Without changing a character, output all of the records.

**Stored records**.
┄┄┄┄┄┄

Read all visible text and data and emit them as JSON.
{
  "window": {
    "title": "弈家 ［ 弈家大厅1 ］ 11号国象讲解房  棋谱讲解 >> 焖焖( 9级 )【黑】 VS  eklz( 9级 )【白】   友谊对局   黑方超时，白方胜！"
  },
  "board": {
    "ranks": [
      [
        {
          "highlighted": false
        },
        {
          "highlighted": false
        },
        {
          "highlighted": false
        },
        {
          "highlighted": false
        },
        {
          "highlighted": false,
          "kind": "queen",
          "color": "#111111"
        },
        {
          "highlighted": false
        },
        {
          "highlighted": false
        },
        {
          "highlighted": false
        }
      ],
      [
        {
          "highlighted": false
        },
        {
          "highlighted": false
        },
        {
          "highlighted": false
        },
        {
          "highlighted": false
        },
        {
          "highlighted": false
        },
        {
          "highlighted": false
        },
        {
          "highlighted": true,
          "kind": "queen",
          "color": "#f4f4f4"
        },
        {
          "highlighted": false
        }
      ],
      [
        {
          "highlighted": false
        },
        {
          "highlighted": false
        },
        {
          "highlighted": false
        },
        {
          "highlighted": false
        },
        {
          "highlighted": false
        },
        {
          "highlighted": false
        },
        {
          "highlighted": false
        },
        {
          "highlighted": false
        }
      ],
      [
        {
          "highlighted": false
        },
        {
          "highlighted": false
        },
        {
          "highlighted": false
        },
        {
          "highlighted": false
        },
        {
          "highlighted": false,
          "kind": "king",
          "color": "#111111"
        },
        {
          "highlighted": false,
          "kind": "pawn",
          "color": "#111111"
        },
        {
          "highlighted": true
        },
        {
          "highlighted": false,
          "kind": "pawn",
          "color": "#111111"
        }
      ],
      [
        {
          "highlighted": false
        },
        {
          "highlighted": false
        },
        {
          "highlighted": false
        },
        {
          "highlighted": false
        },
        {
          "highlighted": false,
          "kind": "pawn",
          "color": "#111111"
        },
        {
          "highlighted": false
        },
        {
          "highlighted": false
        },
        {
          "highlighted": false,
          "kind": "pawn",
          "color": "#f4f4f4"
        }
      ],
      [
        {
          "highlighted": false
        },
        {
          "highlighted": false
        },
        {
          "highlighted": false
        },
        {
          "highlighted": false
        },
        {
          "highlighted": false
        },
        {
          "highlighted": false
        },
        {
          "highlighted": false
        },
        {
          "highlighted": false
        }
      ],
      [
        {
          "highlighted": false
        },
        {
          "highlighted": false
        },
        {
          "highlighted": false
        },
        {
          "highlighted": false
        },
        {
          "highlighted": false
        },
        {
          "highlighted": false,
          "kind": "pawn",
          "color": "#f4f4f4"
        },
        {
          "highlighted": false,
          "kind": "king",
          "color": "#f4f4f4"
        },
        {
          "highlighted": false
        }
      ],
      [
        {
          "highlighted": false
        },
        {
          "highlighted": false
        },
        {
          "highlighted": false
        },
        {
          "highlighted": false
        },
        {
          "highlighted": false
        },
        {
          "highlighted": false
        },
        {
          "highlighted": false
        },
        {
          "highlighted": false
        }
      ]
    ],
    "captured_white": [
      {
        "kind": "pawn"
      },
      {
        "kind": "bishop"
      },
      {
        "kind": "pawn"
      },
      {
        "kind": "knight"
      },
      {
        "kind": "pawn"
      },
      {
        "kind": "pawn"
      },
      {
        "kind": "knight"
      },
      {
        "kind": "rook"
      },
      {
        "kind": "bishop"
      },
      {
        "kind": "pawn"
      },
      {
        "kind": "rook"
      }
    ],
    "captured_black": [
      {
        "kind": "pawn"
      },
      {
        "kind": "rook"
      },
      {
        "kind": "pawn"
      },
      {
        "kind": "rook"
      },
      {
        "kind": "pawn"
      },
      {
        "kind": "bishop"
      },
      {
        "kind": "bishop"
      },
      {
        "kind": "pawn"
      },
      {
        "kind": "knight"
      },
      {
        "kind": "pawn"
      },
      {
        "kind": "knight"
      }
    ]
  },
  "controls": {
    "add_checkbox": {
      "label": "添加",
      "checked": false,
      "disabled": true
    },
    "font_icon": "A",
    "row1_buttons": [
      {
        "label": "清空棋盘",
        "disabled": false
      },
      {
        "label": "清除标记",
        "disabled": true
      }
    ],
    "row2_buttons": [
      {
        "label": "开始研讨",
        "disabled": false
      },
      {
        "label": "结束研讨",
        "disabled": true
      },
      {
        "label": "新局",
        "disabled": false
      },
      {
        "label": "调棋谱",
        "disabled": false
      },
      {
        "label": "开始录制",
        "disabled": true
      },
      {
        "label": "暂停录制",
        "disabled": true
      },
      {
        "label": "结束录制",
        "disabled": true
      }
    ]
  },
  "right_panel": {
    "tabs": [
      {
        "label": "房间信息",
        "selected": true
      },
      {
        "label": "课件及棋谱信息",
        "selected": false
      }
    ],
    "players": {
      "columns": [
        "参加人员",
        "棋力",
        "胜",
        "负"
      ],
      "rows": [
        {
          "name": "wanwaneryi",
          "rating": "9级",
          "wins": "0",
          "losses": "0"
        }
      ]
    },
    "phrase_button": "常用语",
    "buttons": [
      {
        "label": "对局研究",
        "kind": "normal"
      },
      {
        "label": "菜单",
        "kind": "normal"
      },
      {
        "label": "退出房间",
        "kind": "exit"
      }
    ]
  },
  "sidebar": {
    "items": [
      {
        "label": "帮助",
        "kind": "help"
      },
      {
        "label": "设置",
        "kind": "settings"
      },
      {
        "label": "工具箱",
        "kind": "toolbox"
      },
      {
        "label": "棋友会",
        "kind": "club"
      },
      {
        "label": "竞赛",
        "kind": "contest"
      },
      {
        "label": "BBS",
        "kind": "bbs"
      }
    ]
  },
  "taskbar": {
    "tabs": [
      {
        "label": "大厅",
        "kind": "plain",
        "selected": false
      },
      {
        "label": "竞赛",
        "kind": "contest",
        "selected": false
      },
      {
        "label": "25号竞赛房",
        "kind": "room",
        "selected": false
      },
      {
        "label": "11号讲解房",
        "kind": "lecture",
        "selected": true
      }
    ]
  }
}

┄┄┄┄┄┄

**Reply to the exercise**.
Read all visible text and data and emit them as JSON.
{
  "window": {
    "title": "弈家 ［ 弈家大厅1 ］ 11号国象讲解房  棋谱讲解 >> 焖焖( 9级 )【黑】 VS  eklz( 9级 )【白】   友谊对局   黑方超时，白方胜！"
  },
  "board": {
    "ranks": [
      [
        {
          "highlighted": false
        },
        {
          "highlighted": false
        },
        {
          "highlighted": false
        },
        {
          "highlighted": false
        },
        {
          "highlighted": false,
          "kind": "queen",
          "color": "#111111"
        },
        {
          "highlighted": false
        },
        {
          "highlighted": false
        },
        {
          "highlighted": false
        }
      ],
      [
        {
          "highlighted": false
        },
        {
          "highlighted": false
        },
        {
          "highlighted": false
        },
        {
          "highlighted": false
        },
        {
          "highlighted": false
        },
        {
          "highlighted": false
        },
        {
          "highlighted": true,
          "kind": "queen",
          "color": "#f4f4f4"
        },
        {
          "highlighted": false
        }
      ],
      [
        {
          "highlighted": false
        },
        {
          "highlighted": false
        },
        {
          "highlighted": false
        },
        {
          "highlighted": false
        },
        {
          "highlighted": false
        },
        {
          "highlighted": false
        },
        {
          "highlighted": false
        },
        {
          "highlighted": false
        }
      ],
      [
        {
          "highlighted": false
        },
        {
          "highlighted": false
        },
        {
          "highlighted": false
        },
        {
          "highlighted": false
        },
        {
          "highlighted": false,
          "kind": "king",
          "color": "#111111"
        },
        {
          "highlighted": false,
          "kind": "pawn",
          "color": "#111111"
        },
        {
          "highlighted": true
        },
        {
          "highlighted": false,
          "kind": "pawn",
          "color": "#111111"
        }
      ],
      [
        {
          "highlighted": false
        },
        {
          "highlighted": false
        },
        {
          "highlighted": false
        },
        {
          "highlighted": false
        },
        {
          "highlighted": false,
          "kind": "pawn",
          "color": "#111111"
        },
        {
          "highlighted": false
        },
        {
          "highlighted": false
        },
        {
          "highlighted": false,
          "kind": "pawn",
          "color": "#f4f4f4"
        }
      ],
      [
        {
          "highlighted": false
        },
        {
          "highlighted": false
        },
        {
          "highlighted": false
        },
        {
          "highlighted": false
        },
        {
          "highlighted": false
        },
        {
          "highlighted": false
        },
        {
          "highlighted": false
        },
        {
          "highlighted": false
        }
      ],
      [
        {
          "highlighted": false
        },
        {
          "highlighted": false
        },
        {
          "highlighted": false
        },
        {
          "highlighted": false
        },
        {
          "highlighted": false
        },
        {
          "highlighted": false,
          "kind": "pawn",
          "color": "#f4f4f4"
        },
        {
          "highlighted": false,
          "kind": "king",
          "color": "#f4f4f4"
        },
        {
          "highlighted": false
        }
      ],
      [
        {
          "highlighted": false
        },
        {
          "highlighted": false
        },
        {
          "highlighted": false
        },
        {
          "highlighted": false
        },
        {
          "highlighted": false
        },
        {
          "highlighted": false
        },
        {
          "highlighted": false
        },
        {
          "highlighted": false
        }
      ]
    ],
    "captured_white": [
      {
        "kind": "pawn"
      },
      {
        "kind": "bishop"
      },
      {
        "kind": "pawn"
      },
      {
        "kind": "knight"
      },
      {
        "kind": "pawn"
      },
      {
        "kind": "pawn"
      },
      {
        "kind": "knight"
      },
      {
        "kind": "rook"
      },
      {
        "kind": "bishop"
      },
      {
        "kind": "pawn"
      },
      {
        "kind": "rook"
      }
    ],
    "captured_black": [
      {
        "kind": "pawn"
      },
      {
        "kind": "rook"
      },
      {
        "kind": "pawn"
      },
      {
        "kind": "rook"
      },
      {
        "kind": "pawn"
      },
      {
        "kind": "bishop"
      },
      {
        "kind": "bishop"
      },
      {
        "kind": "pawn"
      },
      {
        "kind": "knight"
      },
      {
        "kind": "pawn"
      },
      {
        "kind": "knight"
      }
    ]
  },
  "controls": {
    "add_checkbox": {
      "label": "添加",
      "checked": false,
      "disabled": true
    },
    "font_icon": "A",
    "row1_buttons": [
      {
        "label": "清空棋盘",
        "disabled": false
      },
      {
        "label": "清除标记",
        "disabled": true
      }
    ],
    "row2_buttons": [
      {
        "label": "开始研讨",
        "disabled": false
      },
      {
        "label": "结束研讨",
        "disabled": true
      },
      {
        "label": "新局",
        "disabled": false
      },
      {
        "label": "调棋谱",
        "disabled": false
      },
      {
        "label": "开始录制",
        "disabled": true
      },
      {
        "label": "暂停录制",
        "disabled": true
      },
      {
        "label": "结束录制",
        "disabled": true
      }
    ]
  },
  "right_panel": {
    "tabs": [
      {
        "label": "房间信息",
        "selected": true
      },
      {
        "label": "课件及棋谱信息",
        "selected": false
      }
    ],
    "players": {
      "columns": [
        "参加人员",
        "棋力",
        "胜",
        "负"
      ],
      "rows": [
        {
          "name": "wanwaneryi",
          "rating": "9级",
          "wins": "0",
          "losses": "0"
        }
      ]
    },
    "phrase_button": "常用语",
    "buttons": [
      {
        "label": "对局研究",
        "kind": "normal"
      },
      {
        "label": "菜单",
        "kind": "normal"
      },
      {
        "label": "退出房间",
        "kind": "exit"
      }
    ]
  },
  "sidebar": {
    "items": [
      {
        "label": "帮助",
        "kind": "help"
      },
      {
        "label": "设置",
        "kind": "settings"
      },
      {
        "label": "工具箱",
        "kind": "toolbox"
      },
      {
        "label": "棋友会",
        "kind": "club"
      },
      {
        "label": "竞赛",
        "kind": "contest"
      },
      {
        "label": "BBS",
        "kind": "bbs"
      }
    ]
  },
  "taskbar": {
    "tabs": [
      {
        "label": "大厅",
        "kind": "plain",
        "selected": false
      },
      {
        "label": "竞赛",
        "kind": "contest",
        "selected": false
      },
      {
        "label": "25号竞赛房",
        "kind": "room",
        "selected": false
      },
      {
        "label": "11号讲解房",
        "kind": "lecture",
        "selected": true
      }
    ]
  }
}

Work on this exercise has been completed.